● **Required action**
Work through the data and report how many lines include the string "this", giving the number alone.

··· Records to process

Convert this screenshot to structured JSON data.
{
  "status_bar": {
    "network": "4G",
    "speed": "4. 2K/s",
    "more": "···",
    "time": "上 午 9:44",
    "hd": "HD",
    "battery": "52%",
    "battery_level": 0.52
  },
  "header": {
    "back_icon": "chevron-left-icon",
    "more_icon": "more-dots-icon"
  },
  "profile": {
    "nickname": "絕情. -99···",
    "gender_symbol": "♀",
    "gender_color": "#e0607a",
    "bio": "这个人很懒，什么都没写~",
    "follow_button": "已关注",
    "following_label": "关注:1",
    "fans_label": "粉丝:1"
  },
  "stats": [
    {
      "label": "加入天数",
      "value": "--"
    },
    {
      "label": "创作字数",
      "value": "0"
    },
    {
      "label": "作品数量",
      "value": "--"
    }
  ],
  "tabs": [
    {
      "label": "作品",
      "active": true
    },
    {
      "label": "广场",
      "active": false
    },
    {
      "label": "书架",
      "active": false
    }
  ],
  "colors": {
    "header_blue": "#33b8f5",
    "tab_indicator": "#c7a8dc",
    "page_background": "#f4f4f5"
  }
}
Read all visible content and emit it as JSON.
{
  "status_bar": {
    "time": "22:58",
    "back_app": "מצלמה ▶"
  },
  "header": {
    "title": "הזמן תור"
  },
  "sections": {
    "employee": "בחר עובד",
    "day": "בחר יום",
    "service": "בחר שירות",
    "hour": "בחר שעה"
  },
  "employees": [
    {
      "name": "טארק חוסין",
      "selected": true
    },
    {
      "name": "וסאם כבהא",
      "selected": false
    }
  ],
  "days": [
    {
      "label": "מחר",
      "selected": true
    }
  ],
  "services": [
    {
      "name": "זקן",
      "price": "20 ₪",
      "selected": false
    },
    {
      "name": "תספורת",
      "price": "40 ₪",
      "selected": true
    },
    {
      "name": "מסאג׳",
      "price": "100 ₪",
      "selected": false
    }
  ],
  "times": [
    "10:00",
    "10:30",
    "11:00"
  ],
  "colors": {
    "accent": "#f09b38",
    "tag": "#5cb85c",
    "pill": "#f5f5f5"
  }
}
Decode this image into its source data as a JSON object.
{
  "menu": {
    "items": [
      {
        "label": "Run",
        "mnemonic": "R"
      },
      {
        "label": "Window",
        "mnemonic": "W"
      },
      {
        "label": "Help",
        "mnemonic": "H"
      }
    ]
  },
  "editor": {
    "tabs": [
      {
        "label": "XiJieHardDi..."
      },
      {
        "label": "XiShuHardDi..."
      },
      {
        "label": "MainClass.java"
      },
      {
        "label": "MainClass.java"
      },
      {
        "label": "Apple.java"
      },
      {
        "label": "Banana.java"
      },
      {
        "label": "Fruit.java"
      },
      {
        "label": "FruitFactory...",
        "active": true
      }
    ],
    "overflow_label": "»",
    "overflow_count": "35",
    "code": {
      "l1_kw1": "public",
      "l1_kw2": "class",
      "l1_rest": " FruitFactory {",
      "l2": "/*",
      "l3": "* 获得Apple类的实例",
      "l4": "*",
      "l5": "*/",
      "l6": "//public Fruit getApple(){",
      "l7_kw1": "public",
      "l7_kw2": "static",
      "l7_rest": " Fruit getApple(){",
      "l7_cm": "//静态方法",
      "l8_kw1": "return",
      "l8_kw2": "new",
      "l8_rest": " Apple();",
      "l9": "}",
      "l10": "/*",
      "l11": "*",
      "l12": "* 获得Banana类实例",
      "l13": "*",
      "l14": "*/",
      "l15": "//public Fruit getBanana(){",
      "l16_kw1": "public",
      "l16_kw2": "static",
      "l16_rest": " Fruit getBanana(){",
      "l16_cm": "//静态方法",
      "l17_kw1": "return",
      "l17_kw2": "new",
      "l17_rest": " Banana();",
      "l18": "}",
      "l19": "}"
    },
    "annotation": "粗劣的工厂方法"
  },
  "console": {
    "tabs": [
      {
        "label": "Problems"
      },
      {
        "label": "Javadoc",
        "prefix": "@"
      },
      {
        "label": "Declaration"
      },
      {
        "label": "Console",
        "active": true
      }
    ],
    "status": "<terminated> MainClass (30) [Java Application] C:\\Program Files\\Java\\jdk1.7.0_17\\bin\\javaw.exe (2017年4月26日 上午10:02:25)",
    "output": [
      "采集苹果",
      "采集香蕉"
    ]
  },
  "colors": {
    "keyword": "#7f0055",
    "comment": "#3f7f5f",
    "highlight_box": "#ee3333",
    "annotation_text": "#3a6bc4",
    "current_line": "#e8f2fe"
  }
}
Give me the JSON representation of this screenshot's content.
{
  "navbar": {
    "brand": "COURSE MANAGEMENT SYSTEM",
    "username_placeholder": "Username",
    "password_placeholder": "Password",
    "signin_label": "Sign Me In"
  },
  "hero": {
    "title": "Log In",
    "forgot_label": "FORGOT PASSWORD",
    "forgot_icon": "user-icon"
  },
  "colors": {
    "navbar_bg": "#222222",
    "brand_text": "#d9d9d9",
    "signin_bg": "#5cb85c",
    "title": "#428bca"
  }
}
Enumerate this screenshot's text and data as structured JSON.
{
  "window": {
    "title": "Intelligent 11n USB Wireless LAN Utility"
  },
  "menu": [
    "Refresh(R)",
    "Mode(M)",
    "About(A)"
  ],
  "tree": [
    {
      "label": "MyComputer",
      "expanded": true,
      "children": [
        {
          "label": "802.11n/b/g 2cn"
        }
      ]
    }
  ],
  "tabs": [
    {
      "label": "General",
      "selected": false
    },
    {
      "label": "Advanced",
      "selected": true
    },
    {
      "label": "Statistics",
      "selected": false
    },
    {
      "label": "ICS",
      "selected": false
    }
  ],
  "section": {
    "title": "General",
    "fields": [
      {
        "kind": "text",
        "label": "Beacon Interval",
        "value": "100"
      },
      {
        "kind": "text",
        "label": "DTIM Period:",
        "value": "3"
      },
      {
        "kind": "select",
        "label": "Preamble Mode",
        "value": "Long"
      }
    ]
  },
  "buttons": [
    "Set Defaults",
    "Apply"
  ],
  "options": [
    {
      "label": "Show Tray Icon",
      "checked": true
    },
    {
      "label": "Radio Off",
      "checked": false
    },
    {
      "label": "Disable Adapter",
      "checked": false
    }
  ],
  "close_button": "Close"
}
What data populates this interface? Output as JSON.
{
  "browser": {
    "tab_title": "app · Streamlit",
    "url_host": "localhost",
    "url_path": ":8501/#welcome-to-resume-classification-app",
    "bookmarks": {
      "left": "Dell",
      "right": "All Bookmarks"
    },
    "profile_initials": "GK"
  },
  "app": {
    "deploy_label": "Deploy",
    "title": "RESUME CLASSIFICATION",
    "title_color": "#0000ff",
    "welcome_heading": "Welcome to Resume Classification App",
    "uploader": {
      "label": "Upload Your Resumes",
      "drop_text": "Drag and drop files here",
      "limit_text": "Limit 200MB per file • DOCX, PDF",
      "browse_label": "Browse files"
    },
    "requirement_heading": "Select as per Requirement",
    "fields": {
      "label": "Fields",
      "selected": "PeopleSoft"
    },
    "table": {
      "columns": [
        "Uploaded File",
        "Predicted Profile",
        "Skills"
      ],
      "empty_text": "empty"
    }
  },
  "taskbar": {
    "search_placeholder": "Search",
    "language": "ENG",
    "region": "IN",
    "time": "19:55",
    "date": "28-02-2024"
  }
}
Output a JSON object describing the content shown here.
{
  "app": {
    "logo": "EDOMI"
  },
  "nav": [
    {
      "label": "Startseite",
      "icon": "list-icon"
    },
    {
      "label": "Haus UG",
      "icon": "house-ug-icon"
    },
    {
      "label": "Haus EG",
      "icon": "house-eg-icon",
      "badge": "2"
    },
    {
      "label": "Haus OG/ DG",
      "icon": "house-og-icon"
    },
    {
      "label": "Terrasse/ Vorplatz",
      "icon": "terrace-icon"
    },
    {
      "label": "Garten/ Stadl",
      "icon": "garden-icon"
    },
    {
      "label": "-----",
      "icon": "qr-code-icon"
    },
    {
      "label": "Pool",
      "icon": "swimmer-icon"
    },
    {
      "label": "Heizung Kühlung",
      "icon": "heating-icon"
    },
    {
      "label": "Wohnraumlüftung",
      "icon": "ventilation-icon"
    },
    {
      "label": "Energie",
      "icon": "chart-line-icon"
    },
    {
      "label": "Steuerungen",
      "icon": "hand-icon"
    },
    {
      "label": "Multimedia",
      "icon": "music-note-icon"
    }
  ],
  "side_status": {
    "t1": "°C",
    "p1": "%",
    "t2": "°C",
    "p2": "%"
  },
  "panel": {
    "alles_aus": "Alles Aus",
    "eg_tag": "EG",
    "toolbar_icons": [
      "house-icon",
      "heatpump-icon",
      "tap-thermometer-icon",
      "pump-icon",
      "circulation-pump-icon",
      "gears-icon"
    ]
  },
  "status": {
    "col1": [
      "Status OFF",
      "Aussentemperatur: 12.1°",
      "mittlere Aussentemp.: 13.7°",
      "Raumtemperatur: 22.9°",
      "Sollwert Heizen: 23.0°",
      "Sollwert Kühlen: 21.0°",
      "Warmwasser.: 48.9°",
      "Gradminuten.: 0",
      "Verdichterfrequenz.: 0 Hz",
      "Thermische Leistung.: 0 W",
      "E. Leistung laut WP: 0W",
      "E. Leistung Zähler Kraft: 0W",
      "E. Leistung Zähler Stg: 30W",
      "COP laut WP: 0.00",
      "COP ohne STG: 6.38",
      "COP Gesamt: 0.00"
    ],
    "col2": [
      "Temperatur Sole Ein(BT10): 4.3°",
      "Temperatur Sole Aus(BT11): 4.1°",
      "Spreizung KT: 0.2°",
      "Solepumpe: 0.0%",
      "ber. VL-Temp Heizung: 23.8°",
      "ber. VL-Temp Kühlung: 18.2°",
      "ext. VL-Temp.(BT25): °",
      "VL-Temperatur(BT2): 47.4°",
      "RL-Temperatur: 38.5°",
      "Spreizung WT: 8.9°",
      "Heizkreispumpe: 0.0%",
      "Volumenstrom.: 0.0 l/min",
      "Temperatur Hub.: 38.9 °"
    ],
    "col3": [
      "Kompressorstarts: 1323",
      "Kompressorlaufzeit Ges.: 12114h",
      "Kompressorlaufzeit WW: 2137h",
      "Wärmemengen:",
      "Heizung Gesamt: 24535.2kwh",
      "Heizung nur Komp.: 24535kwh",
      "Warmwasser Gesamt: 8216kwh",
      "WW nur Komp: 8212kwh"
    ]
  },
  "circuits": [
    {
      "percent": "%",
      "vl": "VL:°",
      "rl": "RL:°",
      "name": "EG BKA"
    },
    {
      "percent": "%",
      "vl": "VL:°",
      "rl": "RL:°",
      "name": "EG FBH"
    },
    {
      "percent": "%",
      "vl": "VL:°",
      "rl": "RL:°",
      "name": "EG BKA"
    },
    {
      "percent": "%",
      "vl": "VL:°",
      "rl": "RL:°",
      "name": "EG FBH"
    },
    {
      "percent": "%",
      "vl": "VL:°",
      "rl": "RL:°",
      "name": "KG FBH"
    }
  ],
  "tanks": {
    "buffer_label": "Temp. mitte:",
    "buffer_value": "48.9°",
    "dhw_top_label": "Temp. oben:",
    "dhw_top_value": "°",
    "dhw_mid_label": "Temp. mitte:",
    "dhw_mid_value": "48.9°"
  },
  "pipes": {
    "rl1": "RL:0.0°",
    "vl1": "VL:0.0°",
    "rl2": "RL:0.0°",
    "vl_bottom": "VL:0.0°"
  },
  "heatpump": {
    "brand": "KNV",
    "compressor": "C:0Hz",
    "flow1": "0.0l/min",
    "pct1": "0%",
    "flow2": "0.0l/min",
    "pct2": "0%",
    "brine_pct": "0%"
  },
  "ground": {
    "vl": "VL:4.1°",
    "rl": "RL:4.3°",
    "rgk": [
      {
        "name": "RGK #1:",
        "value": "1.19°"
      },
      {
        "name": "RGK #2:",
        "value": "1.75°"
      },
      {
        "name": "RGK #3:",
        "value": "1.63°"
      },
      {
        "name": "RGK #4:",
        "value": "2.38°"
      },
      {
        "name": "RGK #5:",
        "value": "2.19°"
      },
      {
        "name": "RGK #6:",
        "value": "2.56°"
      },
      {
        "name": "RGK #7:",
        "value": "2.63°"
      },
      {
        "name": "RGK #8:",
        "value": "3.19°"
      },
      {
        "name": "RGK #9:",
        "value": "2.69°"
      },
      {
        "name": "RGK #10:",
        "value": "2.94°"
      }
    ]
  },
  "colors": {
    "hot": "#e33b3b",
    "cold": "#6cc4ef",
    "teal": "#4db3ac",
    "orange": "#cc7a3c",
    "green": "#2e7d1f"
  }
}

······

● **Exercise solution**
5